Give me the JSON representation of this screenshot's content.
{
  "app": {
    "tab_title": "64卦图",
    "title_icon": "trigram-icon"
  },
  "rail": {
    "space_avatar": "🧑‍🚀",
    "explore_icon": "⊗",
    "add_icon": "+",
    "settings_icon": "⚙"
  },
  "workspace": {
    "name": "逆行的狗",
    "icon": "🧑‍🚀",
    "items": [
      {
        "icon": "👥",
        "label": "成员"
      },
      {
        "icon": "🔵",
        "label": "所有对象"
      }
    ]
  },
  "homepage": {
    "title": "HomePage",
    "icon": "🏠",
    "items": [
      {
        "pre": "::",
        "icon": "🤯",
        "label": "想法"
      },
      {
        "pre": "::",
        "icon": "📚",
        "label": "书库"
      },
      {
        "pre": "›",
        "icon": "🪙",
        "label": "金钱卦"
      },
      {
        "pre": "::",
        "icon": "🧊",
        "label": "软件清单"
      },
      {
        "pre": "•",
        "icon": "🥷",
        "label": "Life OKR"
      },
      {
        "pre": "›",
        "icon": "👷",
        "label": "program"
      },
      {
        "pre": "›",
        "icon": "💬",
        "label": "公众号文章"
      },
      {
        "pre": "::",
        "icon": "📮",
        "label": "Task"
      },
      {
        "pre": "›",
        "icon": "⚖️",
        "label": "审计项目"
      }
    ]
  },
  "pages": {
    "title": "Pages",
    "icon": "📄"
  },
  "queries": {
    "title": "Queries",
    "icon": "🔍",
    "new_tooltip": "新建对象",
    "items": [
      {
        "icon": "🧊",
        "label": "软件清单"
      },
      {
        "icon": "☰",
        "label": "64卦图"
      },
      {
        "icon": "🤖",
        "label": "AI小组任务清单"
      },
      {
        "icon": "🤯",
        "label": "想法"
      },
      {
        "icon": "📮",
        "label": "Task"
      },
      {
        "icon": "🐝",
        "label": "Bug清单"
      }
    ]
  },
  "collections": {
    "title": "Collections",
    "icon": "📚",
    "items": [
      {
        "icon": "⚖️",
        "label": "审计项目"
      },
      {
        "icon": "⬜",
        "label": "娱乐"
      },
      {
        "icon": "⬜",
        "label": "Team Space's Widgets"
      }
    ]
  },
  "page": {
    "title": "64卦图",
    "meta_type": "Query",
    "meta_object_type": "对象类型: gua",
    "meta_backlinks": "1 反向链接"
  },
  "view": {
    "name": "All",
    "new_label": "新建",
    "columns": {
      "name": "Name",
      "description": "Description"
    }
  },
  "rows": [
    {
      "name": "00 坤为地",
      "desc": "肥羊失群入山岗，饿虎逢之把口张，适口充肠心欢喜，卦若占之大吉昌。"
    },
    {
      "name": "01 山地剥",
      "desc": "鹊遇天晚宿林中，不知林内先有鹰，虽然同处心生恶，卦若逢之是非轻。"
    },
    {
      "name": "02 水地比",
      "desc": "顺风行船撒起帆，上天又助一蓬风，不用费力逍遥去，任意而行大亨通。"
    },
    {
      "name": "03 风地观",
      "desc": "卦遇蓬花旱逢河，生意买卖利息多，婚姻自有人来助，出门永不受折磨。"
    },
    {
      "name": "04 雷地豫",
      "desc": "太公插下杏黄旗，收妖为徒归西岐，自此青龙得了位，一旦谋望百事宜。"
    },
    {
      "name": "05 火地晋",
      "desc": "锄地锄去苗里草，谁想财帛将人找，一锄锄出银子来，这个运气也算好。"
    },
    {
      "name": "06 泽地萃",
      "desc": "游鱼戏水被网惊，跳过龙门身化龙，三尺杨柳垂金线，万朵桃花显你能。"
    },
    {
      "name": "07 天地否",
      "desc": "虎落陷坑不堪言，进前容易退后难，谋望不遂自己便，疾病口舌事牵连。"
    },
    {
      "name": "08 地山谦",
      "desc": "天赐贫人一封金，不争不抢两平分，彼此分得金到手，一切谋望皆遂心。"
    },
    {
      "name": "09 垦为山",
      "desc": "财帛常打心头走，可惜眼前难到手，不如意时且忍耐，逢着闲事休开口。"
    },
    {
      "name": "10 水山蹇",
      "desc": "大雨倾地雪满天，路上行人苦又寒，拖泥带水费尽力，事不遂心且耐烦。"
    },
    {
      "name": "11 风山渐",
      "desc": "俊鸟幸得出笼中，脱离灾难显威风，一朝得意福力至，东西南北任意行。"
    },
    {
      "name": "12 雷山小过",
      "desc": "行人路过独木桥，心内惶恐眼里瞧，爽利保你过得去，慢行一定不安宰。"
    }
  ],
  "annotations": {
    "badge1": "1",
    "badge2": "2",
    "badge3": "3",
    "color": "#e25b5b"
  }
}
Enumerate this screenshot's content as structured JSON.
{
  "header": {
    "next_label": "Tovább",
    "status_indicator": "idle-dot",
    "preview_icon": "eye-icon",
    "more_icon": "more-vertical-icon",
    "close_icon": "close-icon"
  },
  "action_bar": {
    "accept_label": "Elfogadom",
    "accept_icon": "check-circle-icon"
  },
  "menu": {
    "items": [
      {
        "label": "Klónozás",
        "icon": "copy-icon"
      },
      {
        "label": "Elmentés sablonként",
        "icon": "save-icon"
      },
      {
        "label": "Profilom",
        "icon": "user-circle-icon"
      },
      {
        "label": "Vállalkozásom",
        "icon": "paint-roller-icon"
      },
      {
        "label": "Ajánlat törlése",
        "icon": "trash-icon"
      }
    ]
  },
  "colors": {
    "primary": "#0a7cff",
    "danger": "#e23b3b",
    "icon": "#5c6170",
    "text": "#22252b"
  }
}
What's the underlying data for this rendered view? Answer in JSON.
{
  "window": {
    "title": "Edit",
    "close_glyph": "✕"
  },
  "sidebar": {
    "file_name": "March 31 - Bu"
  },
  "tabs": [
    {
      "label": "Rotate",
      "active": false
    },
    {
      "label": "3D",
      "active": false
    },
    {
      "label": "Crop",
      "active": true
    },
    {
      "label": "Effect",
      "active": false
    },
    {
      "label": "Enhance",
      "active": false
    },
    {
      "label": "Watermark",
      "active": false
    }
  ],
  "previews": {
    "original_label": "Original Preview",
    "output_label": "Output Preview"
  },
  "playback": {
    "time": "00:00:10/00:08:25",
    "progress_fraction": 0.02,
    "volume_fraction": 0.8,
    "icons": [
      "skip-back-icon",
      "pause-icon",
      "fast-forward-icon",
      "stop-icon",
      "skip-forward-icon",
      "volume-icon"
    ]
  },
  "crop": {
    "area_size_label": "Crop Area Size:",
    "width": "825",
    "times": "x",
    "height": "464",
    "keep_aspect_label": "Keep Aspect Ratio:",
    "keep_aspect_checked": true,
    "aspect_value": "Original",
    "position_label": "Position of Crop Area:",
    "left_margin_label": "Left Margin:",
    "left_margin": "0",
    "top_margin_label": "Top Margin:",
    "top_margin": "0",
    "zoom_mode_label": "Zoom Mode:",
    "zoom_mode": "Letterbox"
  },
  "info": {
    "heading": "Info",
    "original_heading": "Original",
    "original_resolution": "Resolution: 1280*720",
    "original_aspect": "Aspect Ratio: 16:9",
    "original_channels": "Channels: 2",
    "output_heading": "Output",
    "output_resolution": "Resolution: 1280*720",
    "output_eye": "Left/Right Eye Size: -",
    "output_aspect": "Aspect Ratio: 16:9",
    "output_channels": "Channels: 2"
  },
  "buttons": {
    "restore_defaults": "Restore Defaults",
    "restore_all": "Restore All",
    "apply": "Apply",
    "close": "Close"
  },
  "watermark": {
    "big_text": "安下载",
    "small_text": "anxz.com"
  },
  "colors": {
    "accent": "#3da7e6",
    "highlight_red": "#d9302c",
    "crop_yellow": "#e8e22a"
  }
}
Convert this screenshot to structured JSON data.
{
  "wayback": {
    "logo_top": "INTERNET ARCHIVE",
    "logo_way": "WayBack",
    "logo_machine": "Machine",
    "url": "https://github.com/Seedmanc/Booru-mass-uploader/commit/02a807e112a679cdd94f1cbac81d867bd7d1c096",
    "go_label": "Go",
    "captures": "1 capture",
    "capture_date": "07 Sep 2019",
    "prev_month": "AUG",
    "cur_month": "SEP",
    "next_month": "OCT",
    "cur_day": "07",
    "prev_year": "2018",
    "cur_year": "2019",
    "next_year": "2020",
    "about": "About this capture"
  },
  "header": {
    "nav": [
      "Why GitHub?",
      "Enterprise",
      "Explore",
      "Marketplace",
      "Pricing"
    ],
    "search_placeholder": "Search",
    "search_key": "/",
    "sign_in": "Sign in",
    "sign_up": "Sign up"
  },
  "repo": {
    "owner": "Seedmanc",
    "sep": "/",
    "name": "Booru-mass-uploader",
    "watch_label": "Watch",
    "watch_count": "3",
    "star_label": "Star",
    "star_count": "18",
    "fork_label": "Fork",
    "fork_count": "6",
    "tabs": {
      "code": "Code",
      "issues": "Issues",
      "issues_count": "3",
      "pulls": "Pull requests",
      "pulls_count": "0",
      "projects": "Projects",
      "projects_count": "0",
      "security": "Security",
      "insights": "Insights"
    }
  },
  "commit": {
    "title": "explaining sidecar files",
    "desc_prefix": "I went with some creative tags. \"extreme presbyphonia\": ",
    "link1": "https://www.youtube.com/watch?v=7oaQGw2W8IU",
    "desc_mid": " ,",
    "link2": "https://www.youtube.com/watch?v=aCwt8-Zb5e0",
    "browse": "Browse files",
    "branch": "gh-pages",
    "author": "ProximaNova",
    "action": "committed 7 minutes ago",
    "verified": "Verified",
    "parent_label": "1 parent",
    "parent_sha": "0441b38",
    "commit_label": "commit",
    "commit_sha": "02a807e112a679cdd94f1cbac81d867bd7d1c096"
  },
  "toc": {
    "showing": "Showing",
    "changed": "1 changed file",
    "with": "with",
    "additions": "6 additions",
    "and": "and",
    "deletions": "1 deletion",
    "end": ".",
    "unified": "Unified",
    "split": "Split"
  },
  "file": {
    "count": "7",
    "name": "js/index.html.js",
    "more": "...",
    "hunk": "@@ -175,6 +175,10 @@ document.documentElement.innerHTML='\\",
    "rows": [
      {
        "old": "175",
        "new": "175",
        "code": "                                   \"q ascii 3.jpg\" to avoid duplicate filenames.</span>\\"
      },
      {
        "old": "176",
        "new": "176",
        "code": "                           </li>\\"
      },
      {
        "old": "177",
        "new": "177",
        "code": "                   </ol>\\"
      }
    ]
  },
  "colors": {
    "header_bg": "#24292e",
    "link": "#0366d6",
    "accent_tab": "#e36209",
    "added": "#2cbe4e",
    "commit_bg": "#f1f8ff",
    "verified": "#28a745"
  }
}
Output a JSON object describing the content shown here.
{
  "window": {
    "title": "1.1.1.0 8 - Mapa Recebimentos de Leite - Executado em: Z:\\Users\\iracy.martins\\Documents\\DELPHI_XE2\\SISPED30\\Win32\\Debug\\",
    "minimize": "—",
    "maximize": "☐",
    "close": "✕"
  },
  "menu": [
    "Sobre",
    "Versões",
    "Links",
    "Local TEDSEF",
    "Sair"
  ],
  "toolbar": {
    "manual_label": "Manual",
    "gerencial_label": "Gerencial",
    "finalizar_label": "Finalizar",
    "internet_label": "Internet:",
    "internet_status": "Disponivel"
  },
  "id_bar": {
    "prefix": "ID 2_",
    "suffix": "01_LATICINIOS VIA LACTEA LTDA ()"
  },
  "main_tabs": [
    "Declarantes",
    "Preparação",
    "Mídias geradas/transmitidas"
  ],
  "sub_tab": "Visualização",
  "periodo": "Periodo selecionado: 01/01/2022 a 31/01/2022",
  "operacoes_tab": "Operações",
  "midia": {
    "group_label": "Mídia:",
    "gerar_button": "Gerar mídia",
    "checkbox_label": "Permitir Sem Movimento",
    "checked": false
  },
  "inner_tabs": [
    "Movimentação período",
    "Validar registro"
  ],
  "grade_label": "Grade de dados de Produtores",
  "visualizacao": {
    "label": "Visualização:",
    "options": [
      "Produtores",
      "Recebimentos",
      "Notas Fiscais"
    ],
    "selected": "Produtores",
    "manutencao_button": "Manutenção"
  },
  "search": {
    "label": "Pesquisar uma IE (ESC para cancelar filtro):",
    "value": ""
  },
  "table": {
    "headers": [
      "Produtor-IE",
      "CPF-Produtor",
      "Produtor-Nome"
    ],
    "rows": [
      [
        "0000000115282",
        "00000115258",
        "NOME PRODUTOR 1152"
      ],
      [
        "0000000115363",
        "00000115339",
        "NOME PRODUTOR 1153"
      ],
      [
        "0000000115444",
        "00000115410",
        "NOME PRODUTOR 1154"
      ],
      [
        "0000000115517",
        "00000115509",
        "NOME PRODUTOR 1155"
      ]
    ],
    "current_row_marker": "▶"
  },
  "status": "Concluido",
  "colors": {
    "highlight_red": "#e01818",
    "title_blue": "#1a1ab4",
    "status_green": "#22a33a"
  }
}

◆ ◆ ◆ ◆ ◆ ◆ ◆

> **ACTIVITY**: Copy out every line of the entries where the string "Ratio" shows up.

> **RESULT FOR THIS EXERCISE**:
    "keep_aspect_label": "Keep Aspect Ratio:",
    "original_aspect": "Aspect Ratio: 16:9",
    "output_aspect": "Aspect Ratio: 16:9",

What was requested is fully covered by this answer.